─── THE DATA
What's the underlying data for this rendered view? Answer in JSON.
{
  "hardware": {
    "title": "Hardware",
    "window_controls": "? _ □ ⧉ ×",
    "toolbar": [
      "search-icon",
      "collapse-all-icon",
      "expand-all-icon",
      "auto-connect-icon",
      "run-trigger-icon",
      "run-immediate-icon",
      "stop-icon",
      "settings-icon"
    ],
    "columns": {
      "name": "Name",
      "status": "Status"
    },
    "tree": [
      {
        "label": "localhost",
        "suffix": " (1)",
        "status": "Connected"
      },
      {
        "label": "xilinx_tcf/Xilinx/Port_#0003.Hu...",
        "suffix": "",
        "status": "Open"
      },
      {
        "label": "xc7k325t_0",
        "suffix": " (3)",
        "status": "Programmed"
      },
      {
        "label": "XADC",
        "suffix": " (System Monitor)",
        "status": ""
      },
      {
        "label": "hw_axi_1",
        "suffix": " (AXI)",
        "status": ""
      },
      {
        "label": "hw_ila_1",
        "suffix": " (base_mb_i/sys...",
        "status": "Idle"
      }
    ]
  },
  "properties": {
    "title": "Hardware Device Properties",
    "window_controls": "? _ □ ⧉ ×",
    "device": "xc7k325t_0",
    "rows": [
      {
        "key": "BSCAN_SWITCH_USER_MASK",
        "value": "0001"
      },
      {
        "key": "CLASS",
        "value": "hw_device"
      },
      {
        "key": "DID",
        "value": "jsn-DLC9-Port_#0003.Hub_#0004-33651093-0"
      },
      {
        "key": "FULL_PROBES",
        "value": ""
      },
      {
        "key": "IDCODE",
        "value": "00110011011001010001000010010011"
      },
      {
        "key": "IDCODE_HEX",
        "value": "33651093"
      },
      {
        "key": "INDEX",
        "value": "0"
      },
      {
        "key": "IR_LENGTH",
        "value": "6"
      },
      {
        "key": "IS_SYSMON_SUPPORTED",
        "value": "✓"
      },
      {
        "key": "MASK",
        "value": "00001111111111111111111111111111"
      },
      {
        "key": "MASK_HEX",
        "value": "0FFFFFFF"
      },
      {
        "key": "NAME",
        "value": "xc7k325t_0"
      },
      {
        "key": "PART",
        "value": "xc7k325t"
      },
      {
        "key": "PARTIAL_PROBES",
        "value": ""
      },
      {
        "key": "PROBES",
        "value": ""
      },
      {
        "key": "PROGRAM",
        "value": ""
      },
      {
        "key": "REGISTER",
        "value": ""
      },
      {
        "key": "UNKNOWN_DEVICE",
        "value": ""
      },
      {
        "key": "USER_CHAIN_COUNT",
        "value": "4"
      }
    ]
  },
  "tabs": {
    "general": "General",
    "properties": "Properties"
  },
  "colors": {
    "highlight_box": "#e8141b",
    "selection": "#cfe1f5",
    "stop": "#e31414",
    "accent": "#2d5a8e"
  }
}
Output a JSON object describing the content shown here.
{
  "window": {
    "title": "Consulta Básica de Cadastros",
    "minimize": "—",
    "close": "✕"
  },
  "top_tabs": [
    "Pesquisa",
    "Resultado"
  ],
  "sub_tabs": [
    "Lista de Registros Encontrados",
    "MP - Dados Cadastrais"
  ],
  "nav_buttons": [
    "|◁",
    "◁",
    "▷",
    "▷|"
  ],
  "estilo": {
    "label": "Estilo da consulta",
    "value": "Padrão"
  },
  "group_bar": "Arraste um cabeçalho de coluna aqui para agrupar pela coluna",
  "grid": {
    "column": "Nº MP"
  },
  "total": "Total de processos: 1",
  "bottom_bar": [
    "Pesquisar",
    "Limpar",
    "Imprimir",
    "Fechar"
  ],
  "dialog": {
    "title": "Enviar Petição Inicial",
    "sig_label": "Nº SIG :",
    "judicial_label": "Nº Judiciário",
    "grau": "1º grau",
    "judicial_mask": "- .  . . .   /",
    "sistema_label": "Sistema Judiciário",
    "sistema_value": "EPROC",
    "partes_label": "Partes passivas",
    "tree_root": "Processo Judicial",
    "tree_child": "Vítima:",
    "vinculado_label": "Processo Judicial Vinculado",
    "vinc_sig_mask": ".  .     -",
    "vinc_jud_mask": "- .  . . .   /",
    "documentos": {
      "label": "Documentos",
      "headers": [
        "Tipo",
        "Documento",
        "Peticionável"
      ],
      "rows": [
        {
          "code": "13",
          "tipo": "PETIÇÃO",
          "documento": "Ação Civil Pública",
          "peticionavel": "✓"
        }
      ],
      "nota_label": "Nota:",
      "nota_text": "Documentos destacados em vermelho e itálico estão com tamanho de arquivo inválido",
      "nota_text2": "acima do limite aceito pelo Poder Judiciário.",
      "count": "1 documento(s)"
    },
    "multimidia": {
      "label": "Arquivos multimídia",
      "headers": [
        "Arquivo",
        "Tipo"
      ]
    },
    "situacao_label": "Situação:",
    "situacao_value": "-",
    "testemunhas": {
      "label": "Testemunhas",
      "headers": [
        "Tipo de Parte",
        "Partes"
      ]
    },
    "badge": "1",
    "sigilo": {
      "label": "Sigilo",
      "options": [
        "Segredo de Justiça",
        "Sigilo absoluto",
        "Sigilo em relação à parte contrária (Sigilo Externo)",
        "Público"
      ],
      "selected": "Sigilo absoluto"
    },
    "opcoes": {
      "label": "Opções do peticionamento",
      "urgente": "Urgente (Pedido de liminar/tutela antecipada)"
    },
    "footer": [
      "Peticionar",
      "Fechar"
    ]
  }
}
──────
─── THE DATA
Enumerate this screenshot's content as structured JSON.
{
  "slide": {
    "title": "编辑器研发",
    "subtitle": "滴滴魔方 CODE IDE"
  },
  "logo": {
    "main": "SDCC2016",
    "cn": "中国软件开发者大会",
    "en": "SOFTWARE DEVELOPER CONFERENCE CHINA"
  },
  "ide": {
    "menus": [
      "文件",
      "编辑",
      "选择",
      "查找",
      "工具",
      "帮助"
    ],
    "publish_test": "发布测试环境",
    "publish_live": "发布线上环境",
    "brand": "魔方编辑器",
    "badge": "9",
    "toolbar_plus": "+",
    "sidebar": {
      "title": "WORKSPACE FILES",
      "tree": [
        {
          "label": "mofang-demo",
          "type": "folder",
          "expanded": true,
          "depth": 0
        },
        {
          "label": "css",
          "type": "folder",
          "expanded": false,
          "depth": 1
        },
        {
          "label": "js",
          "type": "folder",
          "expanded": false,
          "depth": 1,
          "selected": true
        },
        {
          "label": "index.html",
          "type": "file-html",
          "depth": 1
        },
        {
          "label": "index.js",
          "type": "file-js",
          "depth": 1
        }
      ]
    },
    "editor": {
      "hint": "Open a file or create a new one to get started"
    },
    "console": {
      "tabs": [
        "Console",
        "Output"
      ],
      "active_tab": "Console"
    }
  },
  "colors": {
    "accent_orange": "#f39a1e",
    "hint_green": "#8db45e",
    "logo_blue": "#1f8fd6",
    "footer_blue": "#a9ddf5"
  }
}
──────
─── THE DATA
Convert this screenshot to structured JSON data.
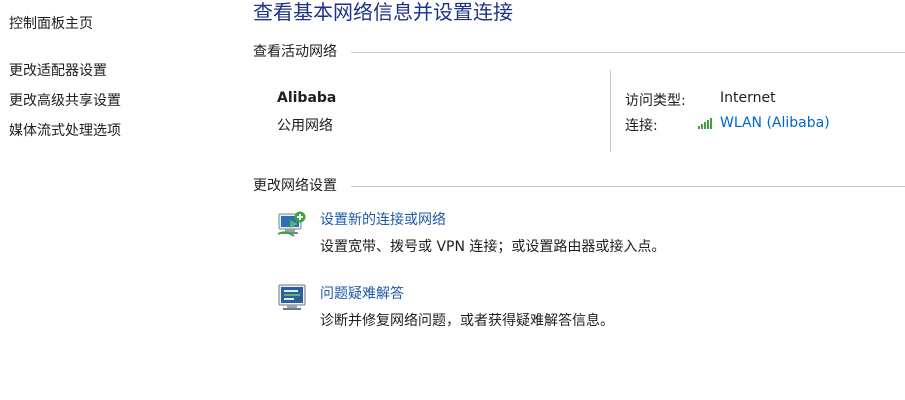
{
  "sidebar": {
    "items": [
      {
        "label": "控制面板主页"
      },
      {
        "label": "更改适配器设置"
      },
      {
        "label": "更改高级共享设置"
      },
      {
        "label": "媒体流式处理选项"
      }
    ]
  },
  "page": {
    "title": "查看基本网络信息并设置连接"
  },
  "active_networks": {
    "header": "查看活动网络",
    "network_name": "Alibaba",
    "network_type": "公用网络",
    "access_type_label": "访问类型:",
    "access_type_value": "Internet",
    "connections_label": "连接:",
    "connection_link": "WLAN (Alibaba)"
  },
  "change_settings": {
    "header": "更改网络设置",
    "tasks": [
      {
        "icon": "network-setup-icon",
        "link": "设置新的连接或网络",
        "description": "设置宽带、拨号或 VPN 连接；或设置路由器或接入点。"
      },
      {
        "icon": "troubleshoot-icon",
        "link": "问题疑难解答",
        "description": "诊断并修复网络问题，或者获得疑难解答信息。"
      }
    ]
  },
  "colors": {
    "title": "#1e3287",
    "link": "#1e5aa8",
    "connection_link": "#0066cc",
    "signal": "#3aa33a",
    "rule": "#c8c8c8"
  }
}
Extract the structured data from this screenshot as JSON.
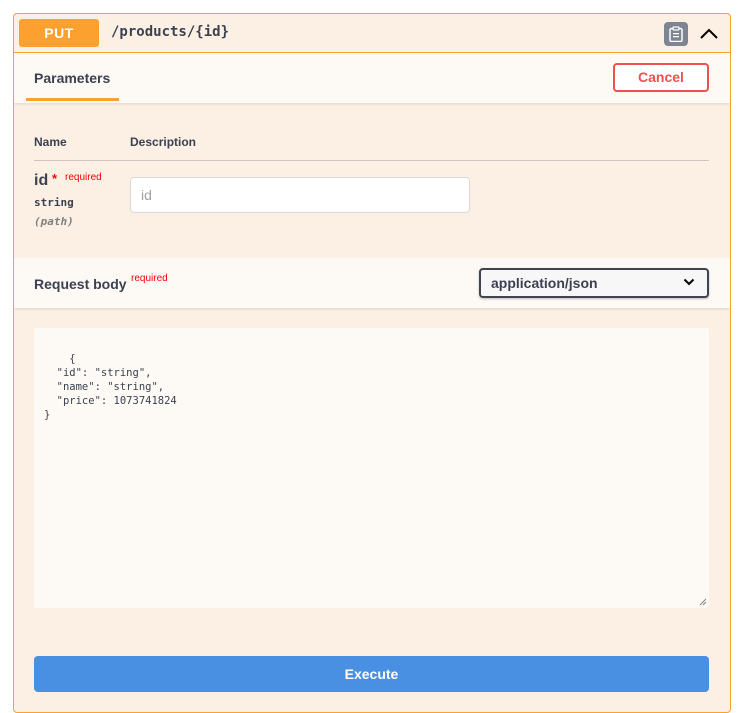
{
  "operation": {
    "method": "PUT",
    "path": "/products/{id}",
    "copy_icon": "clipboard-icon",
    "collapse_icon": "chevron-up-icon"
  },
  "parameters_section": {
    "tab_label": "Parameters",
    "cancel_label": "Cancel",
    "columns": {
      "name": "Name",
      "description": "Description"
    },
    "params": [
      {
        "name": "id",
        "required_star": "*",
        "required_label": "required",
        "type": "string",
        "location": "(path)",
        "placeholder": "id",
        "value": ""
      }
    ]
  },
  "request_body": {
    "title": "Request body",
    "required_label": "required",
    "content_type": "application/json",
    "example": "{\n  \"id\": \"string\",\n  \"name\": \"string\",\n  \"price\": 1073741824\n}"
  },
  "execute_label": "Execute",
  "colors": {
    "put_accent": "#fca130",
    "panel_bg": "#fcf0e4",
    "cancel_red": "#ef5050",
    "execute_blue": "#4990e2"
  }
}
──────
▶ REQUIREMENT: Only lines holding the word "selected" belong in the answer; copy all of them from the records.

▶ SOLUTION TO THIS EXERCISE:
      "selected": "Sigilo absoluto"
          "selected": true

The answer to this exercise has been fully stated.